Wilson’s sentiments were shared by a group of women who sat near the ill-fated spot discussing the murders. According to them, since November at least six persons had been murdered and a similar number of persons injured. Three sisters had also lost the fathers of their children to gun violence since November, they said.
The women accused the police of using the peace treaty to cover up reports of killings.
On Friday, the Sunday Observer sought reactions to the residents’ claims from Senior Superintendent Knight. However, this newspaper’s efforts were futile, therefore the residents’ accusations were put to Deputy Commissioner of Police Glenmore Hinds, who heads the constabulary’s operations portfolio.

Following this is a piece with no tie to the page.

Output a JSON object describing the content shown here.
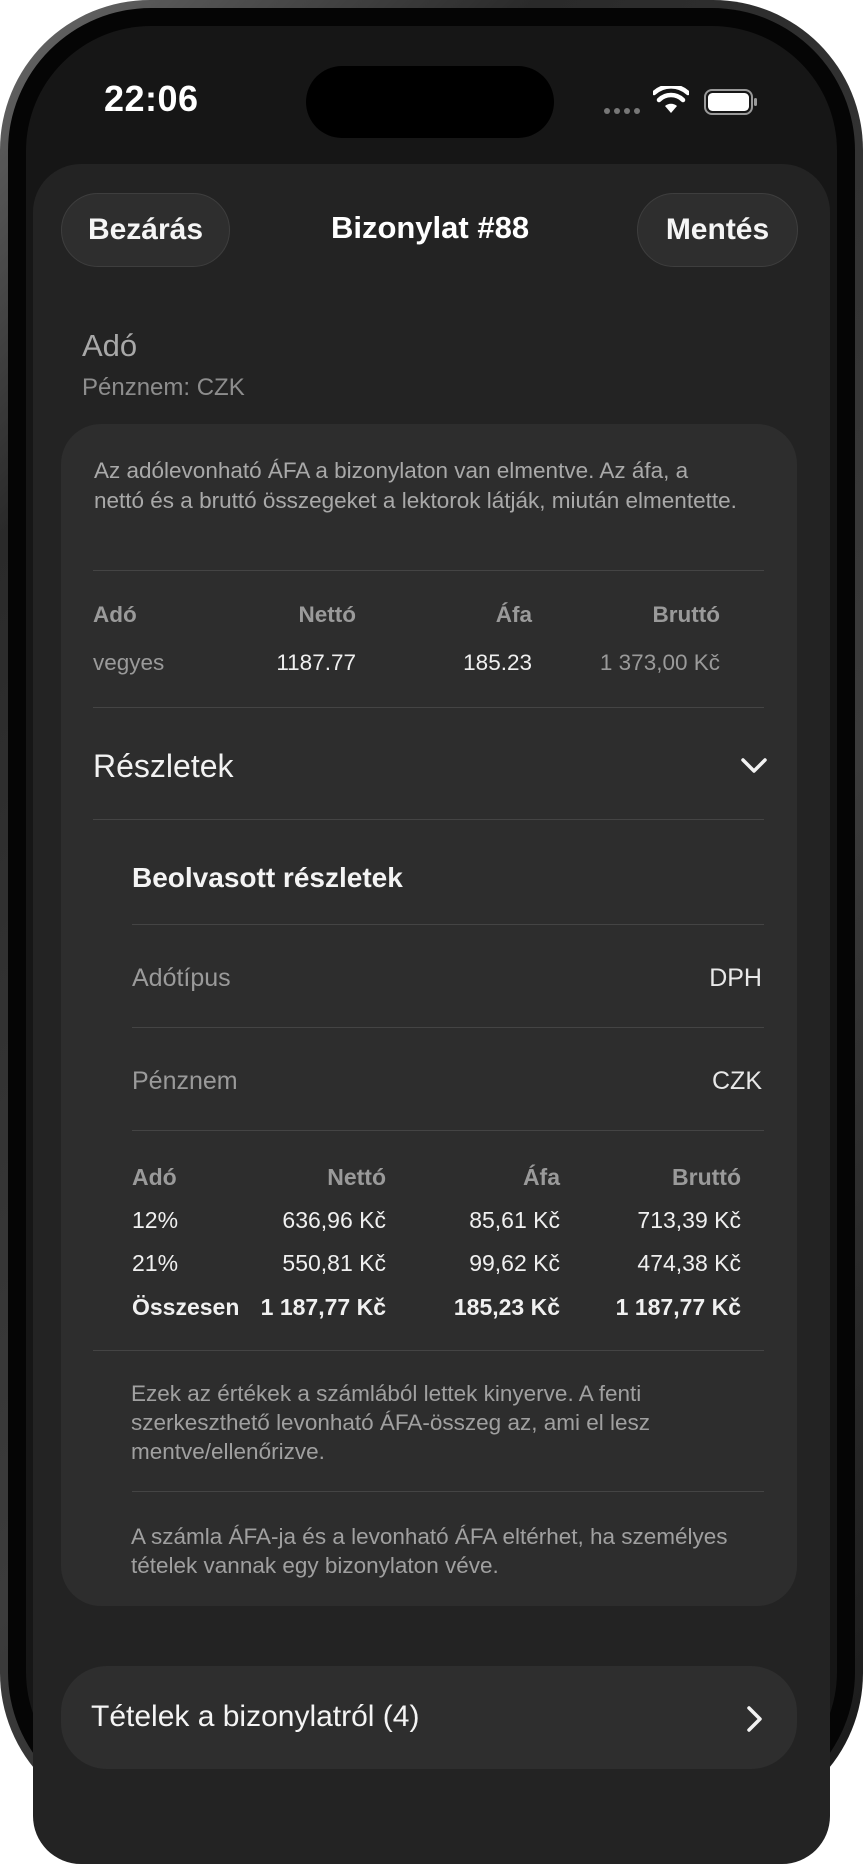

“Our view is that peace treaties are signed when there is a declared war, I don’t know of any war being declared in August Town,” Hinds said, adding that he has never recognised the August Town peace treaty.
He argued that a peace treaty does not augur well in a democratic society such as Jamaica.
“I am not supportive of any such thing as a peace treaty; if citizens have differences that they are trying to resolve, it is a different thing from a peace treaty,” he continued.
As it relates to the allegation that the police failed to act on information offered to them, Hinds responded: “I can’t comment on that. I know that there have been curfews in August Town for some time and we would have conducted several operations in the area.
“The police employ many operational tactics and the police on the ground would decide which operational tactic is best to resolve an issue,” he said, declining to discuss further these strategies. He said that divulging such information would render them redundant.
Last Tuesday, Bishop Herro Blair, head of the PMI, said that though the peace had been broken, all is not lost for August Town.
“It is only a pity that we were not proactive. If we were proactive maybe our ears would be more on the ground and we could have prevented those murders,” said Blair. “This used to be an area where there was a murder, like, every week, and there has been a lull. But you know, the heart of man is like that, so you are going to have uprisings,” he said.